▶ What you are asked to do
Where the records below show the word "data" in a line, please copy that line.

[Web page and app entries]

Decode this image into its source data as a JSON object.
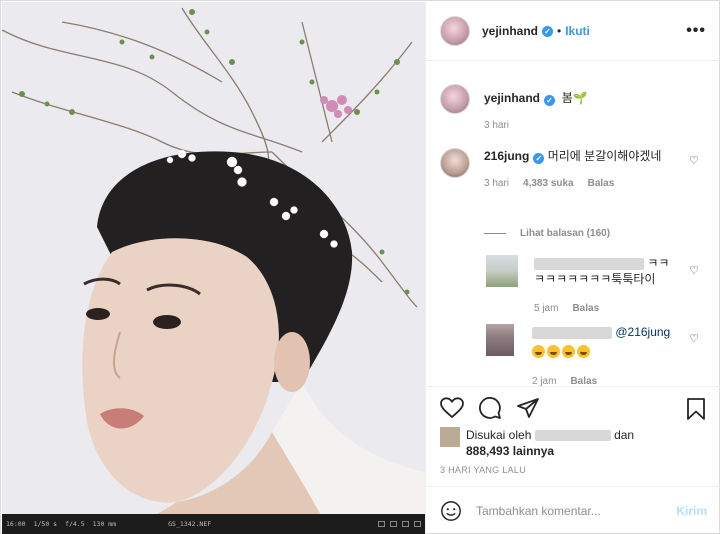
{
  "post": {
    "photo_overlay": {
      "items": [
        "16:00",
        "1/50 s",
        "f/4.5",
        "130 mm",
        "GS_1342.NEF"
      ]
    }
  },
  "header": {
    "username": "yejinhand",
    "follow_label": "Ikuti",
    "more_glyph": "•••",
    "dot": "•"
  },
  "caption": {
    "username": "yejinhand",
    "text": "봄",
    "emoji": "🌱",
    "time": "3 hari"
  },
  "comments": [
    {
      "username": "216jung",
      "text": "머리에 분갈이해야겠네",
      "time": "3 hari",
      "likes": "4,383 suka",
      "reply_label": "Balas",
      "view_replies": "Lihat balasan (160)"
    }
  ],
  "replies": [
    {
      "text_line1": "ㅋㅋ",
      "text_line2": "ㅋㅋㅋㅋㅋㅋㅋ툭툭타이",
      "time": "5 jam",
      "reply_label": "Balas"
    },
    {
      "mention": "@216jung",
      "emoji_count": 4,
      "time": "2 jam",
      "reply_label": "Balas"
    }
  ],
  "likes": {
    "prefix": "Disukai oleh",
    "conjunction": "dan",
    "count": "888,493",
    "suffix": "lainnya"
  },
  "timestamp": "3 HARI YANG LALU",
  "compose": {
    "placeholder": "Tambahkan komentar...",
    "post_label": "Kirim"
  },
  "icons": {
    "like": "heart-icon",
    "comment": "comment-icon",
    "share": "share-icon",
    "save": "bookmark-icon",
    "emoji": "smiley-icon"
  },
  "colors": {
    "accent": "#3897f0",
    "muted": "#8e8e8e",
    "post_disabled": "#b2dffc"
  }
}
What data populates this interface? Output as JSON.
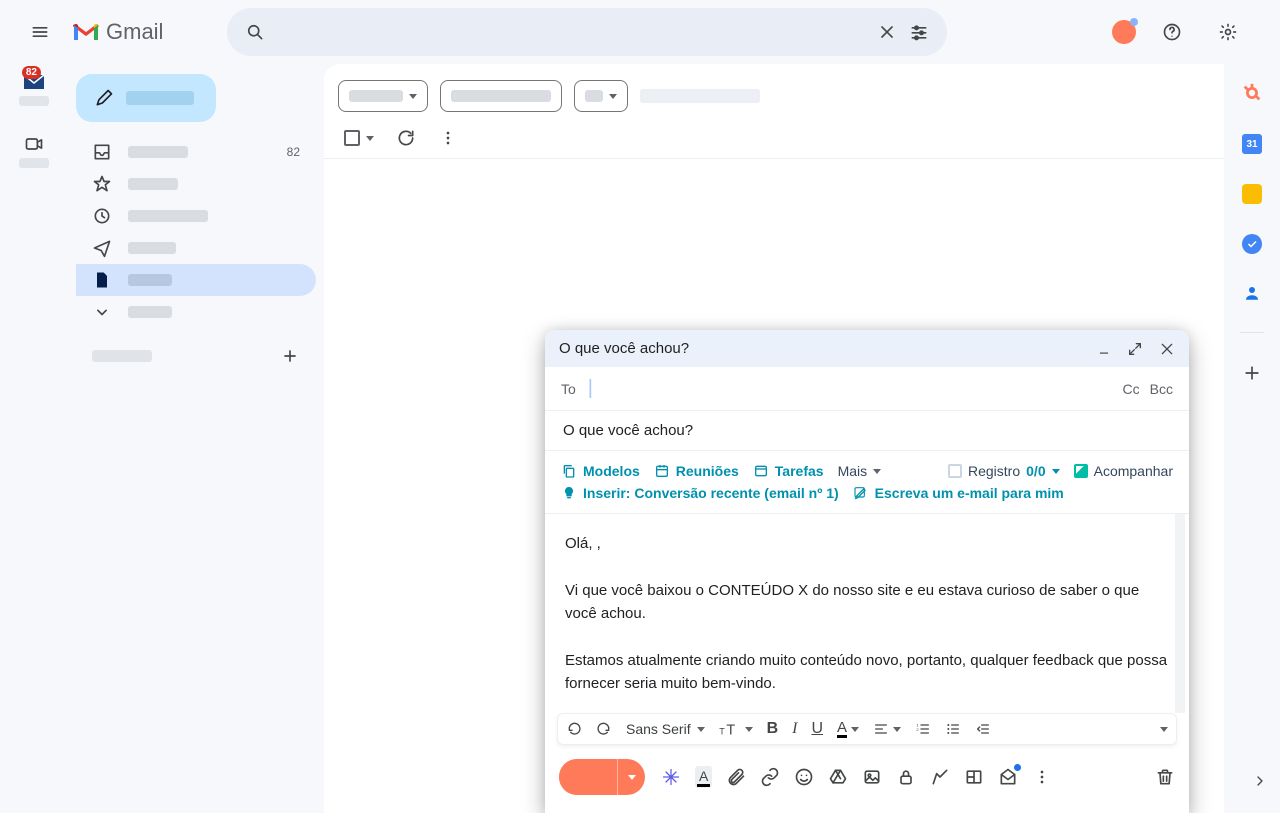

▶ Final answer
Decode this image into its source data as a JSON object.
What data populates this interface? Output as JSON.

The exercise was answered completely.